The whiteness within contrasts with a giant stained-glass mural of brightly coloured exotic plants, with turquoise predominant. In front is a glassed-in fountain tower, complete with a light display. Was this the usual Chinese hotel-reception style, or something a bit more unusual? We couldn’t quite decide.

The interior was a bit more restrained; wood was the main material with bamboo-like lines etched in metal. Sadly the designer couldn’t quite quell the desire for hotel-chic, and a large part of the ceiling was covered in glittery strings of glass lights.

After the experience of teenage hysteria when watching Tom Hiddleston in Coriolanus, I was intrigued to see how the audience would react to Bourne’s all male swans. There was a sprinkling of little girls in pink frocks and I wondered how they would deal with Bourne’s interpretation of Swan Lake, with his angst-ridden prince.

In fact, although there was an audible frisson when the prince and the Swan first touched and danced together, the audience was extremely attentive and thoroughly appreciative of the performance. Their ‘good behaviour’ may have been due to the signs that were carried around by two usherettes before the performance and during the interval telling them not to take photographs and to keep quiet.

Exhortations to behave ‘properly’ are not needed in Japan, where people stand obediently at road crossings with no traffic waiting for the green man. I find myself slightly nostalgic for the chaos of crossing the road at Metro and the creativity of the Chinese as they attempt to outwit the red lights and the traffic police.

Every morning our hotel provides the Japan Times and this morning we read that there is an aspiration to increase Chinese tourism 20 fold, from 1 million visitors per annum to 20 million.
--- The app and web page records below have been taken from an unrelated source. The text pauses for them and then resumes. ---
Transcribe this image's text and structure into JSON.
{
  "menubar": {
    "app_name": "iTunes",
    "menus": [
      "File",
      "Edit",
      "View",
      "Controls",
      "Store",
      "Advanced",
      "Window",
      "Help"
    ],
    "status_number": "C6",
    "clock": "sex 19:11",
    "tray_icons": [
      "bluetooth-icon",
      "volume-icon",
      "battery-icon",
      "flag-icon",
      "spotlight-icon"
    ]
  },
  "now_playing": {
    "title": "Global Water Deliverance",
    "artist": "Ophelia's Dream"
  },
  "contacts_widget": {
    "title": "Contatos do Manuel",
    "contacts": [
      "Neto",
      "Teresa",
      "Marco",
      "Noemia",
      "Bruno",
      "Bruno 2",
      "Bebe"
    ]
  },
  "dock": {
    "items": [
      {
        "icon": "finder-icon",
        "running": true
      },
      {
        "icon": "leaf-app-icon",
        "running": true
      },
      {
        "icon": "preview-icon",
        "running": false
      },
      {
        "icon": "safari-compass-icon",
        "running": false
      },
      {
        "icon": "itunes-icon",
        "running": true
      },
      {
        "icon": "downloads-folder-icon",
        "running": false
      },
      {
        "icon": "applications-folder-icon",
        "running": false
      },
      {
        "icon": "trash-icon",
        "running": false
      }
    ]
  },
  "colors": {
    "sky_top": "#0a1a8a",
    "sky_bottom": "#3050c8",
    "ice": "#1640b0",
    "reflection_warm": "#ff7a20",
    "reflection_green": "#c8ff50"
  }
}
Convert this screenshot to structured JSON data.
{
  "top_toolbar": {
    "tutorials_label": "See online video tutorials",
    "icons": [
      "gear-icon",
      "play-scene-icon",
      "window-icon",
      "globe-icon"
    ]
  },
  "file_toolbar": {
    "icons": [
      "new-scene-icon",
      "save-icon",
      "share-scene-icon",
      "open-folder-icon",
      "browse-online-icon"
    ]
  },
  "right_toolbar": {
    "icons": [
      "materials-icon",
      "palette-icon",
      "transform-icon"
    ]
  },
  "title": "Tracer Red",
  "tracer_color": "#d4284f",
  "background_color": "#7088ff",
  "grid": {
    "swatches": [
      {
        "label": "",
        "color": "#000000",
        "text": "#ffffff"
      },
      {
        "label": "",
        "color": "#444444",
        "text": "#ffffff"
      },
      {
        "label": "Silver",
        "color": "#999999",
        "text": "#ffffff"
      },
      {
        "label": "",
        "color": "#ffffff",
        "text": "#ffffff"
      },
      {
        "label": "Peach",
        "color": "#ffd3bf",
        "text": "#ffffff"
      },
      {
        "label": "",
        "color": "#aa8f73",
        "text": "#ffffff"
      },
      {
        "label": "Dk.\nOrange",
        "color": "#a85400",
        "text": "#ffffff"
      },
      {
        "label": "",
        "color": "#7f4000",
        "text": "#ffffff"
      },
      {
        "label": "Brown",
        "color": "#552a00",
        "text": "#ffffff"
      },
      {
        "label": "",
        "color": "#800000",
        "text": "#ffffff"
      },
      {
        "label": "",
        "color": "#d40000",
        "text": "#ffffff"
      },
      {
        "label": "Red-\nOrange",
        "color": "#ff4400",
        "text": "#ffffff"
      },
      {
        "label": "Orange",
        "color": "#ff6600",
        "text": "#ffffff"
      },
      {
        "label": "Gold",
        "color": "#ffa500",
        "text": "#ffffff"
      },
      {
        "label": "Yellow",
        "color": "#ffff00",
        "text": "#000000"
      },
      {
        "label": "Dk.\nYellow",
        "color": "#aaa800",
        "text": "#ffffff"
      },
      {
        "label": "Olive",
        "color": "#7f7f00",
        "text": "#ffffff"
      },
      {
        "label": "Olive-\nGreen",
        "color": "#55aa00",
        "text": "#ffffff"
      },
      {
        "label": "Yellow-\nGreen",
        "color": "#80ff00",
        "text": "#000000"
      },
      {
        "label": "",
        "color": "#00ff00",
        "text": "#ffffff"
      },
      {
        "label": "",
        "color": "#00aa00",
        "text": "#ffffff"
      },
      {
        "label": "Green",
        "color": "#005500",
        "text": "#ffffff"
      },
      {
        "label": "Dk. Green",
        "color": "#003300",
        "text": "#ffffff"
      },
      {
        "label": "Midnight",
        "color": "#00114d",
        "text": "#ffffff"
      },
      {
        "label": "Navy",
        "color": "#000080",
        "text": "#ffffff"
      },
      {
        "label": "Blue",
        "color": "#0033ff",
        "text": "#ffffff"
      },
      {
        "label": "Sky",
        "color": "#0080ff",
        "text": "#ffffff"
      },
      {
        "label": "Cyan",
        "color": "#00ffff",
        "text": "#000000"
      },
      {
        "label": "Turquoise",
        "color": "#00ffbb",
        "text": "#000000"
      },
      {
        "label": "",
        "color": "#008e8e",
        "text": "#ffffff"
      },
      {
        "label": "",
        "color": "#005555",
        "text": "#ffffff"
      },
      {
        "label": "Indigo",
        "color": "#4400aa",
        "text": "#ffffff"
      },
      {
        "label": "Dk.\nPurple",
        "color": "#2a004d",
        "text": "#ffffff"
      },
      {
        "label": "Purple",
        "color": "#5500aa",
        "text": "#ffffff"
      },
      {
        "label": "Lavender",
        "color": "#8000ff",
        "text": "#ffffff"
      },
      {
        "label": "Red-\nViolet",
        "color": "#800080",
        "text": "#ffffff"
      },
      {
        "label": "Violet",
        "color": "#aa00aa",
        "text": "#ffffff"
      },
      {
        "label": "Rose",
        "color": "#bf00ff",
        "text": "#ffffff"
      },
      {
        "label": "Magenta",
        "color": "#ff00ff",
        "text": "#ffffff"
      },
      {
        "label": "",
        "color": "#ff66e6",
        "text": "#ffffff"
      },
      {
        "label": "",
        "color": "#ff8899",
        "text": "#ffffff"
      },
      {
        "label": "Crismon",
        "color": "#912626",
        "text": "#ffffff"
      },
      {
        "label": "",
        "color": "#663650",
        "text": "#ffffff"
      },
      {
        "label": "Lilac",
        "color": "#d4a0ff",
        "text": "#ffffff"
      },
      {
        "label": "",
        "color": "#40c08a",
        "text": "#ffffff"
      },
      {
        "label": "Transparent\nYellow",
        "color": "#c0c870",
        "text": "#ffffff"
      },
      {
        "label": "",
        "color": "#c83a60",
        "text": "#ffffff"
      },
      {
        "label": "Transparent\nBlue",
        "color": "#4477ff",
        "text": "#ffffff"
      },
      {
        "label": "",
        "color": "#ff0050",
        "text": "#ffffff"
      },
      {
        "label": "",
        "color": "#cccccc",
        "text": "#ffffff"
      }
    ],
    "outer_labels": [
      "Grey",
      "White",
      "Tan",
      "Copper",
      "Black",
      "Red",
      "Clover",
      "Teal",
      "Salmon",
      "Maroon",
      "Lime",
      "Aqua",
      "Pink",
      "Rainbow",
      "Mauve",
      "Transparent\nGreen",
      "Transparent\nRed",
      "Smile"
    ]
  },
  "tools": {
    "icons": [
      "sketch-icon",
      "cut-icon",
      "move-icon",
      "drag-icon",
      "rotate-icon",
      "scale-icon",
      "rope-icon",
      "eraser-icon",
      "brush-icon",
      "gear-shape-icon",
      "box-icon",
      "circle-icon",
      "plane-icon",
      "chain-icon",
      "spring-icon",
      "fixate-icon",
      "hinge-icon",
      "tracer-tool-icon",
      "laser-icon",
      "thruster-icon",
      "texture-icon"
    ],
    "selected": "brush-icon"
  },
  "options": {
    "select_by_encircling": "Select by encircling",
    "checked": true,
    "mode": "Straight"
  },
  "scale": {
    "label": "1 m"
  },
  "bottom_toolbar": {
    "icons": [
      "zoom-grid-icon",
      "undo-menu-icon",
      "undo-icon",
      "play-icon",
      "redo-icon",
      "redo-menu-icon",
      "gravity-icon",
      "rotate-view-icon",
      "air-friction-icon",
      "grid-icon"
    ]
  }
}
From the number of Chinese voices we are hearing already, and Chinese enthusiasm for Japanese food, I’m sure this is not unrealistic. However, I wonder if Japanese sensibilities will be able to cope with coach loads of Chinese tourists.

Today we visited the Katsura Imperial Villa, one of the most famous and influential combinations of architecture and landscape. Getting there involved going to the Imperial Ticket Office in another part of Kyoto, queueing up to get an application form, filling in our passport numbers, queueing up again and being allocated a tour slot two days in advance. We had tried to do this on line over the previous 6 months, but the Imperial Website was impenetrable.

We trailed around, carefully walking on the stepping stones. A palace guard followed behind the tour to make sure no one strayed off the path. We were scolded at one point for standing on the moss. The tour guide spoke in Japanese and the rest of us were given an audio guide in English. The gardens and buildings were exquisite and probably the highlight of our visit to Kyoto. But I couldn’t help wondering about how the Imperial Villa was going to deal with all those Chinese tourists that are about to start invading.